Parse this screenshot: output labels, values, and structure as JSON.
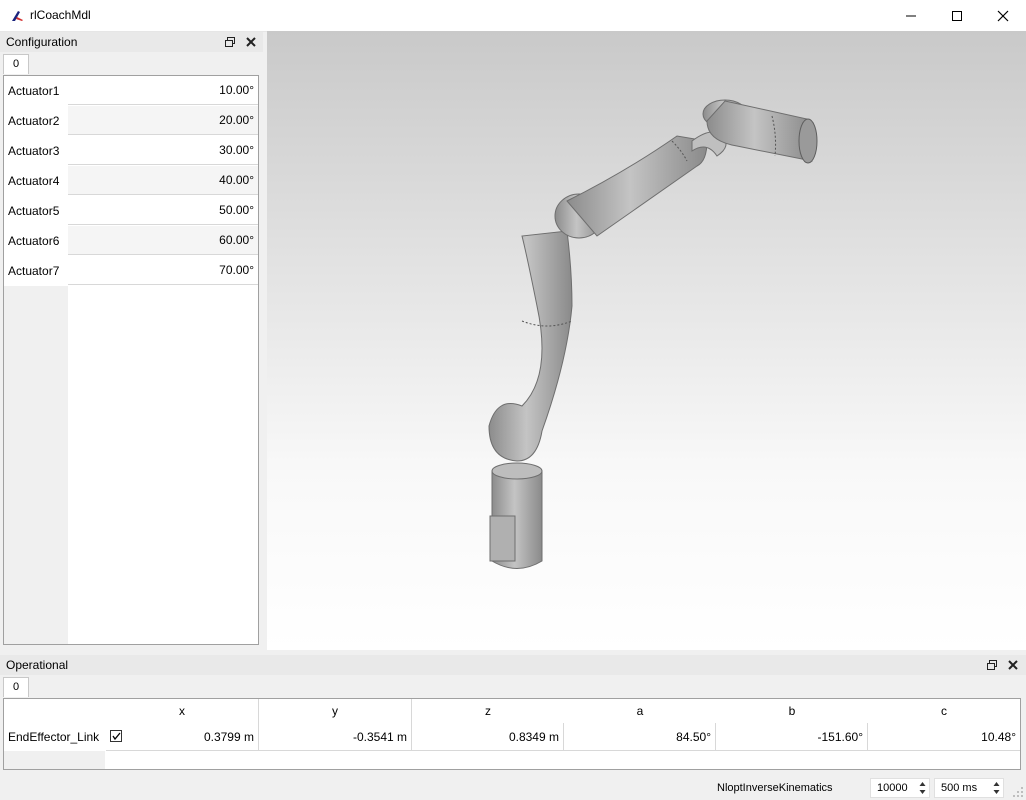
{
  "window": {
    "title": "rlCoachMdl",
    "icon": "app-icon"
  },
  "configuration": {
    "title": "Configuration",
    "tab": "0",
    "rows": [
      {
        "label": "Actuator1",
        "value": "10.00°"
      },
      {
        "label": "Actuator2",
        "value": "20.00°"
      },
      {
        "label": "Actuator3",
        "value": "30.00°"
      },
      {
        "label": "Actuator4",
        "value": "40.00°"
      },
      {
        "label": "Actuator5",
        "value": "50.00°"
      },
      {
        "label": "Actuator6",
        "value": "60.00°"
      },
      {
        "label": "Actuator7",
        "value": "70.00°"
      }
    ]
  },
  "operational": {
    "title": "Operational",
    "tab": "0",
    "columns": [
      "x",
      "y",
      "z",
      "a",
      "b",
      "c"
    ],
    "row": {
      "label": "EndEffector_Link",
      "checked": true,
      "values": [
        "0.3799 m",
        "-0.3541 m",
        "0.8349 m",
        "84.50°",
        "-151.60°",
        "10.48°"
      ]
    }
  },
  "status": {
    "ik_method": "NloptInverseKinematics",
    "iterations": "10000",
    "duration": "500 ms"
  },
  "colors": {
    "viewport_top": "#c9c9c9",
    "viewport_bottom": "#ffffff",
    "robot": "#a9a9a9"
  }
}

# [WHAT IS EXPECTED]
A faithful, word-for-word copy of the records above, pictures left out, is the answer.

# [THE ANSWER]
Parse this screenshot: output labels, values, and structure as JSON.
{
  "window": {
    "title": "rlCoachMdl",
    "icon": "app-icon"
  },
  "configuration": {
    "title": "Configuration",
    "tab": "0",
    "rows": [
      {
        "label": "Actuator1",
        "value": "10.00°"
      },
      {
        "label": "Actuator2",
        "value": "20.00°"
      },
      {
        "label": "Actuator3",
        "value": "30.00°"
      },
      {
        "label": "Actuator4",
        "value": "40.00°"
      },
      {
        "label": "Actuator5",
        "value": "50.00°"
      },
      {
        "label": "Actuator6",
        "value": "60.00°"
      },
      {
        "label": "Actuator7",
        "value": "70.00°"
      }
    ]
  },
  "operational": {
    "title": "Operational",
    "tab": "0",
    "columns": [
      "x",
      "y",
      "z",
      "a",
      "b",
      "c"
    ],
    "row": {
      "label": "EndEffector_Link",
      "checked": true,
      "values": [
        "0.3799 m",
        "-0.3541 m",
        "0.8349 m",
        "84.50°",
        "-151.60°",
        "10.48°"
      ]
    }
  },
  "status": {
    "ik_method": "NloptInverseKinematics",
    "iterations": "10000",
    "duration": "500 ms"
  },
  "colors": {
    "viewport_top": "#c9c9c9",
    "viewport_bottom": "#ffffff",
    "robot": "#a9a9a9"
  }
}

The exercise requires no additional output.